We’ve been busy, to say the least, and the latest crit shows some real progress in all participates. But before the work came out we began a lengthy discussion hovering around art history. The discussion started with the idea of anti-art at the turn of the 20th century and how Dada seemed to clear the way to the modern esthetic which was manifested through Futurism and Surrealism. Since then we have a long and diverse groups of ‘isms’ which can be manifested is artist like Gerhard Richter. It was a great start of the evening filled with different styles of art and personal ’isms’.
Thom has two art pieces with exemplifies the diversity of the post-modern art. His first piece is a cubist piece that extols the love of music, painting and gardening. The red in the painting livens up the space and helps to bring the abstracted objects into focus. The upper left corner of the work lacks this activation and seems to fall away from any importance or contribution to the work. Ways of dealing with that may be to warm up the grays in order to dialog with the reds and/or break up the space to be more in tune with the motif. The formal aspects of the painting are well developed and it really is a fine piece.
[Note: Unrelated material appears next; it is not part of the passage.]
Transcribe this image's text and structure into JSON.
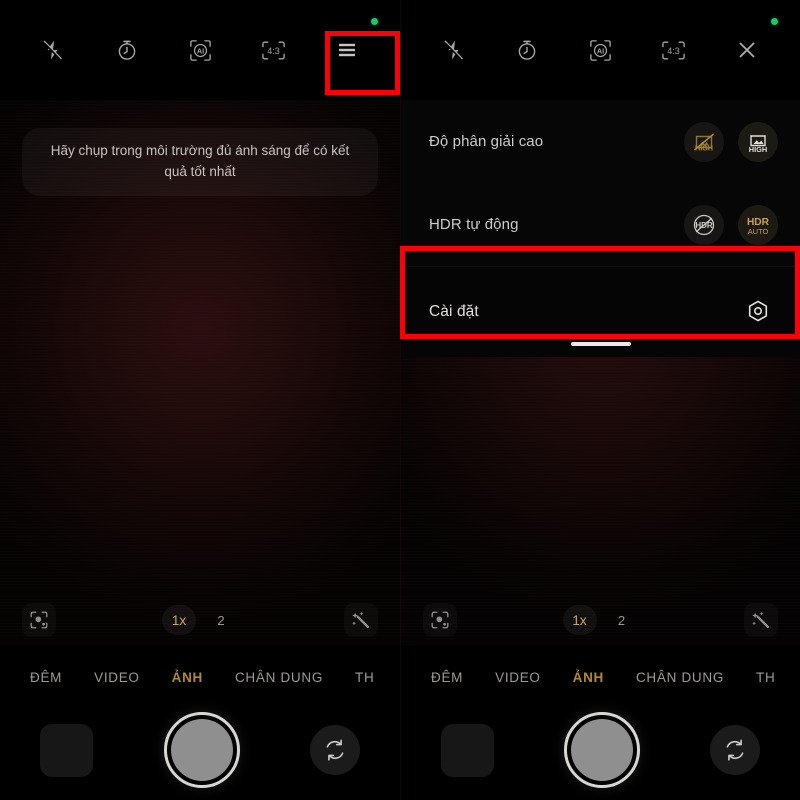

The other object was experimental in the since that it was sourcing past abstract work about global warming and mapping. Unfortunately it is at the mercy of the red circle and greenish gray that dominates the work. Suggestions range for paying additional attention to the mark-making, to greater separation of the value structure, or to simply repaint with the under painting in mind. The most constructive criticism seemed to us to be the need to gradate from the edges to the center; this can go from dark to light or vice versa. It will be interesting to see if he can resolve this difficult motif.
Ron’s Yellow Cab painting highlighted the night’s critique. The quality of the watercolor is well received and the range of values give the piece a since of drama and depth. In order to differentiate the objects though, it might be better to apply texture to the surfaces, particularly the road and building. A little work on the darker area can be done, but not too much. Other minor changes are to define the people more, but be careful not to lose the personalities already present. All in all, it is a wonderful piece that deserves to be shown to the public.
In January Donna brought a beautiful mixed media work of reeds in water. The reeds roam harmoniously on top of and into the watery medium which leaves one in a meditative state. There is an oriental feel to the reeds and a western abstract feel to the marks making, which make for an interest amalgamation of cultures. The piece is on the high key side, so some coordination of darker elements could add to the depth of the work, and the upper portion of the work seems a bit unfinished and loses a lot of importance when compared to the low foreground; I’m not sure if that is as much as an observation than a criticism. We all loved the work and again it adds to our collective consciousness as a family of Artist.
This last month Donna brought some sketches of Joshua Tree. These are well articulated drawings in color pencil that will give her adequate information for a larger formal drawing. Creating essential information for the artist in a sketch is not easy and can take a lot of practice. We each have our own vision, and Donnas’ unique style can be immediately seen in these sketches. It is always rewarding to see a member of the group grow and Donna is a good example of that phenomenon. The compositions are sound and the definition of space is clear. It will be exciting to see if she chooses to make these into larger works of art.
I’ve been doing these blogs for quite some time now and can grow from your comments and observations. Criticisms of the writing are greatly appreciated too. If you haven’t yet, please read through these critiques and notice the growth in all participates; I see it and have grown from it as well.
Please feel free to join us by commenting and/or contacting me directly.